**DATA FOR PROCESSING:**
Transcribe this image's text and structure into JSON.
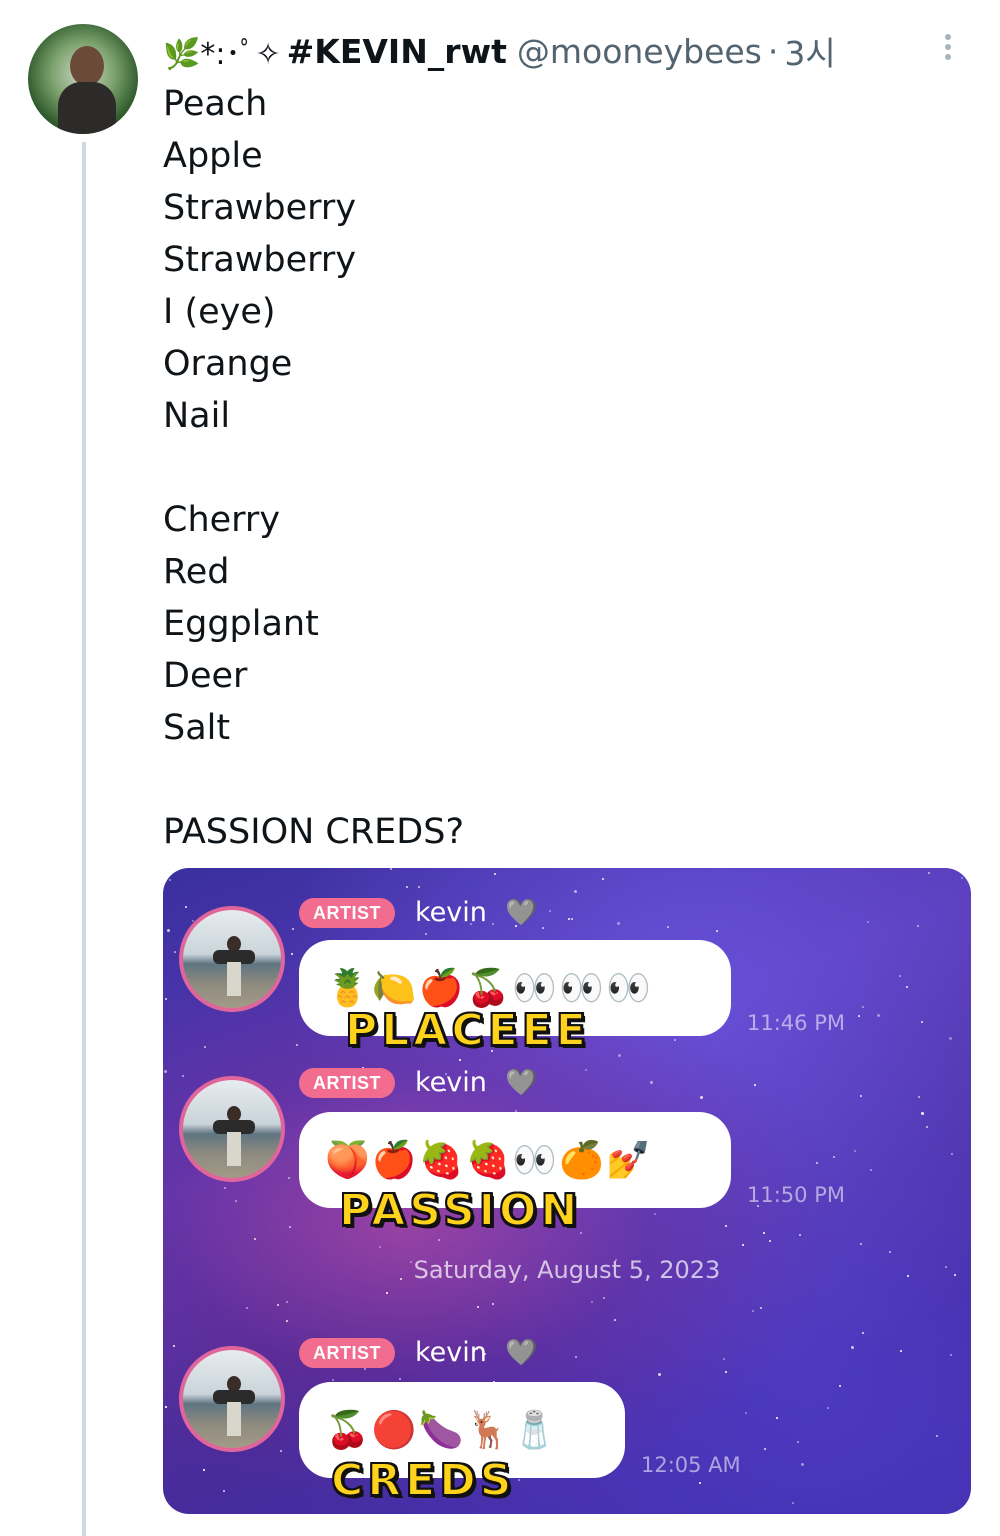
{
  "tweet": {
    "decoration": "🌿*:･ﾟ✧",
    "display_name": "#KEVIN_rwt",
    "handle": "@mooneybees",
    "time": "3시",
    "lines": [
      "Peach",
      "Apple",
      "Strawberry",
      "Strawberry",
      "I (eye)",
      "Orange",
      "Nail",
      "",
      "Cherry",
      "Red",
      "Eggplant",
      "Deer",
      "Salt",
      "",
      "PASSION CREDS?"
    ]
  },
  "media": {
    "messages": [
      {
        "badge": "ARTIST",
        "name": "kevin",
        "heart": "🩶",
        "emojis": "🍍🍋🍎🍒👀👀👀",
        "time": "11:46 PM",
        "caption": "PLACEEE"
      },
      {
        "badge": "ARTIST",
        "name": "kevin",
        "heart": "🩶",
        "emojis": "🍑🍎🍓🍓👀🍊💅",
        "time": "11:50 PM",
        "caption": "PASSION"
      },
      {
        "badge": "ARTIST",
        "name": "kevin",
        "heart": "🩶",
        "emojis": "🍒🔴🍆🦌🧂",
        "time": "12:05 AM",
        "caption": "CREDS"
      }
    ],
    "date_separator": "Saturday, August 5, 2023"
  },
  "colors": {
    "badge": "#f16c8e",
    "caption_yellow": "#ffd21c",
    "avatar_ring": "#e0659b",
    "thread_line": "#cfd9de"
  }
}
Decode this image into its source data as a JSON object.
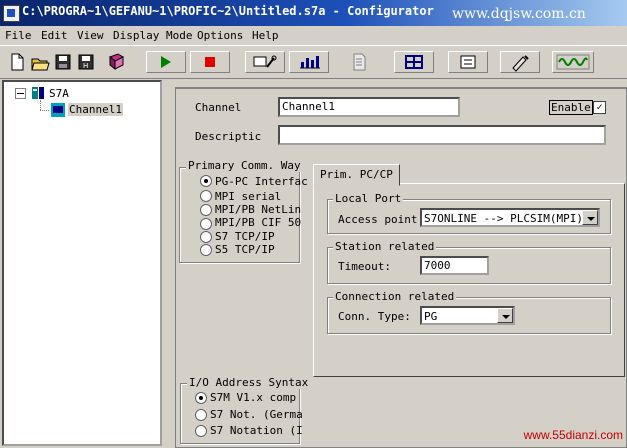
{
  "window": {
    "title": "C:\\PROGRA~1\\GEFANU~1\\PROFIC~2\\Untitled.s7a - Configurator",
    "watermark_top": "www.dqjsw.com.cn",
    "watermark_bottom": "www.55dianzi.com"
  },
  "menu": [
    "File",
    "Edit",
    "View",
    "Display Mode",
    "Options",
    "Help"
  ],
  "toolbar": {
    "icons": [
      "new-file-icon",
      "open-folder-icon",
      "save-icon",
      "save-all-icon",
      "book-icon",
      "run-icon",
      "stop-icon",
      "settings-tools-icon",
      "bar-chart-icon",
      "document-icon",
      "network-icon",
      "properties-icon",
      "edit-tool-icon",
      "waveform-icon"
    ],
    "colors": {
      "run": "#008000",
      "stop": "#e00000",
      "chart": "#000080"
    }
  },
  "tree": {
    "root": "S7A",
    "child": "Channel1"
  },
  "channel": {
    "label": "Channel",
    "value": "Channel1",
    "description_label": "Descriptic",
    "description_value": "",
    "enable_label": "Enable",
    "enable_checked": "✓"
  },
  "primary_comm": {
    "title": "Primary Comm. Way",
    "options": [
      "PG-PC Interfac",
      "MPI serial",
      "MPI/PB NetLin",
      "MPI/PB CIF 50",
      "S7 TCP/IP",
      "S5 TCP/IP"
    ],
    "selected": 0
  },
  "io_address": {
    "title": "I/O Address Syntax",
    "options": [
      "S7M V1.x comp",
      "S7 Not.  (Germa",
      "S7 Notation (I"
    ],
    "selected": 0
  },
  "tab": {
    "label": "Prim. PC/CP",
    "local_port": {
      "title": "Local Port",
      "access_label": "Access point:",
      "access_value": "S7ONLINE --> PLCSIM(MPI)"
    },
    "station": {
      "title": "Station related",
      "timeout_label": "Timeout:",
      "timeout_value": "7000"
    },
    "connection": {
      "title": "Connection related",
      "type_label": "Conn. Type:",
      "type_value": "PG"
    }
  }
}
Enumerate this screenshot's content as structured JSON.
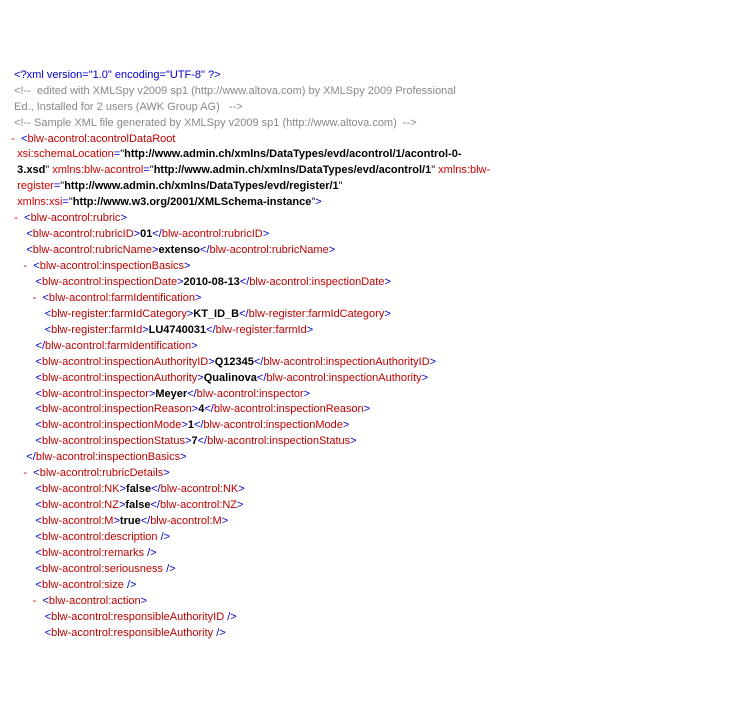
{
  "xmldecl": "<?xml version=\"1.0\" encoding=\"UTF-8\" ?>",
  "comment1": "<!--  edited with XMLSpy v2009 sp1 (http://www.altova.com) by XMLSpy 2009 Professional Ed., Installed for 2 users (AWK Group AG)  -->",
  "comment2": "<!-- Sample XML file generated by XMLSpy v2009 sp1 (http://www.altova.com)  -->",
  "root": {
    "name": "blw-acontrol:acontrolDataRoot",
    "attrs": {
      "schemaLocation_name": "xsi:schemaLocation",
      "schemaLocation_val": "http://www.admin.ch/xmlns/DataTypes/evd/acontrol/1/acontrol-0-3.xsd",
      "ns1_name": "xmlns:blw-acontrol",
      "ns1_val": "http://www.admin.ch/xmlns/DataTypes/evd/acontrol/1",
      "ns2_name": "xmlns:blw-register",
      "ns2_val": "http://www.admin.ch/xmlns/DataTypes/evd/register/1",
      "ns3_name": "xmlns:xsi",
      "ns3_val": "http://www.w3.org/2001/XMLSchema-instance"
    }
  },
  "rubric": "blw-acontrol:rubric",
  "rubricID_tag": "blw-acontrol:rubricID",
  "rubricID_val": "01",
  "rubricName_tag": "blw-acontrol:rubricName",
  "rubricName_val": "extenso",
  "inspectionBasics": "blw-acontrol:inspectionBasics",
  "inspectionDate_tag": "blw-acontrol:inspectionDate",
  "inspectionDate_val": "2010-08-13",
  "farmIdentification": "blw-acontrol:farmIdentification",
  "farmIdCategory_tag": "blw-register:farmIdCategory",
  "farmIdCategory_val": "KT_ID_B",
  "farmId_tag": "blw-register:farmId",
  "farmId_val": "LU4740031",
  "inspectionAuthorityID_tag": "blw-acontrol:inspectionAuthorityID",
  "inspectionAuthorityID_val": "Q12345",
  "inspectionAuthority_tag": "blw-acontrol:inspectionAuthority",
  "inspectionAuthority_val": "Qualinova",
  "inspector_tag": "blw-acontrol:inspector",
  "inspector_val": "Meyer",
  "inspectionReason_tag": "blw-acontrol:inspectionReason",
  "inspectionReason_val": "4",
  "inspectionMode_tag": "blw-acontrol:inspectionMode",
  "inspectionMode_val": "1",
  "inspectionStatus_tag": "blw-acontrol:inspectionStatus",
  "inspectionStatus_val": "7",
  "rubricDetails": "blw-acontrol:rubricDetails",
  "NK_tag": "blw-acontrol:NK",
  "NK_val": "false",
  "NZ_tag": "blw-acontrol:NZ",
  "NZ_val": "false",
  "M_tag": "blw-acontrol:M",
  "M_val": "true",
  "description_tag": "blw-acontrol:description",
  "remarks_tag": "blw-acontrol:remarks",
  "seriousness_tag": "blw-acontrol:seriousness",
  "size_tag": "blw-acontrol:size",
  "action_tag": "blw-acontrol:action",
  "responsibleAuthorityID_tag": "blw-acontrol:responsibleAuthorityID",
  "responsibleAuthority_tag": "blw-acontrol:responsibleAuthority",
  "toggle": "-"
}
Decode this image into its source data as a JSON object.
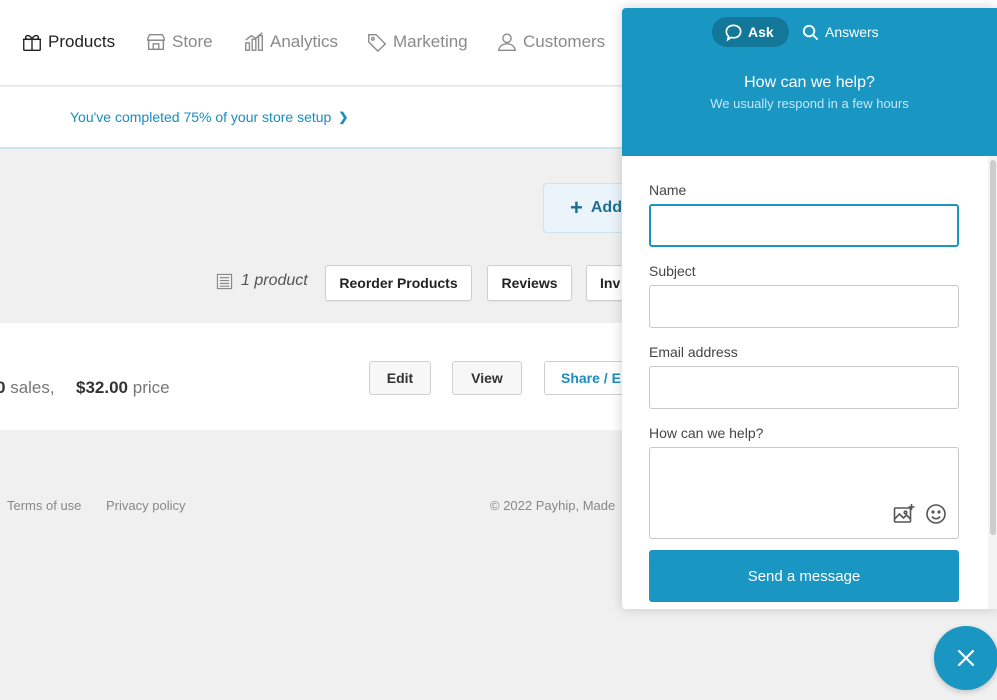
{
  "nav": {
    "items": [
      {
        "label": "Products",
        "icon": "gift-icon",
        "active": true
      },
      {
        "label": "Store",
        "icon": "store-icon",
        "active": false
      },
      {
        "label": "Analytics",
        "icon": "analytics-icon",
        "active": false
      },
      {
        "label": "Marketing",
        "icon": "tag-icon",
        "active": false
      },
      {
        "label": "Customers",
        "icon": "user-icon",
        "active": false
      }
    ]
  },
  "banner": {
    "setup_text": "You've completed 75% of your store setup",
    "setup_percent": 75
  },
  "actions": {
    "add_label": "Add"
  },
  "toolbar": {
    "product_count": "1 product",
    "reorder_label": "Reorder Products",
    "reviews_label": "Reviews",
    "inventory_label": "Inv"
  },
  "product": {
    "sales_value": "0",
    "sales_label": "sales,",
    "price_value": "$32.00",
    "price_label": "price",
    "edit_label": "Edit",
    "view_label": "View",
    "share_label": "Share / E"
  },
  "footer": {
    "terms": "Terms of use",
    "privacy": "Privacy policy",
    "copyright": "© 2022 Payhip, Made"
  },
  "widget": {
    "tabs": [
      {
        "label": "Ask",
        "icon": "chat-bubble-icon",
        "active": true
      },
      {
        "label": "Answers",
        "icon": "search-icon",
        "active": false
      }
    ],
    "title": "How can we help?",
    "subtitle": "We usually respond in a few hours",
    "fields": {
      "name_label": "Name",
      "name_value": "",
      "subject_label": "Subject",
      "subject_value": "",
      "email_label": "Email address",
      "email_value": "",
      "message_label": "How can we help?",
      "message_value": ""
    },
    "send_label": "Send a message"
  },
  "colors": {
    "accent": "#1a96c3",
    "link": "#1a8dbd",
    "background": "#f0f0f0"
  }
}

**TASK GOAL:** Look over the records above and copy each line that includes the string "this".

**YOUR RESPONSE:**
Transcribe this image's text and structure into JSON.
Decode this image into its source data as a JSON object.
Enumerate this screenshot's content as structured JSON.
Decode this image into its source data as a JSON object.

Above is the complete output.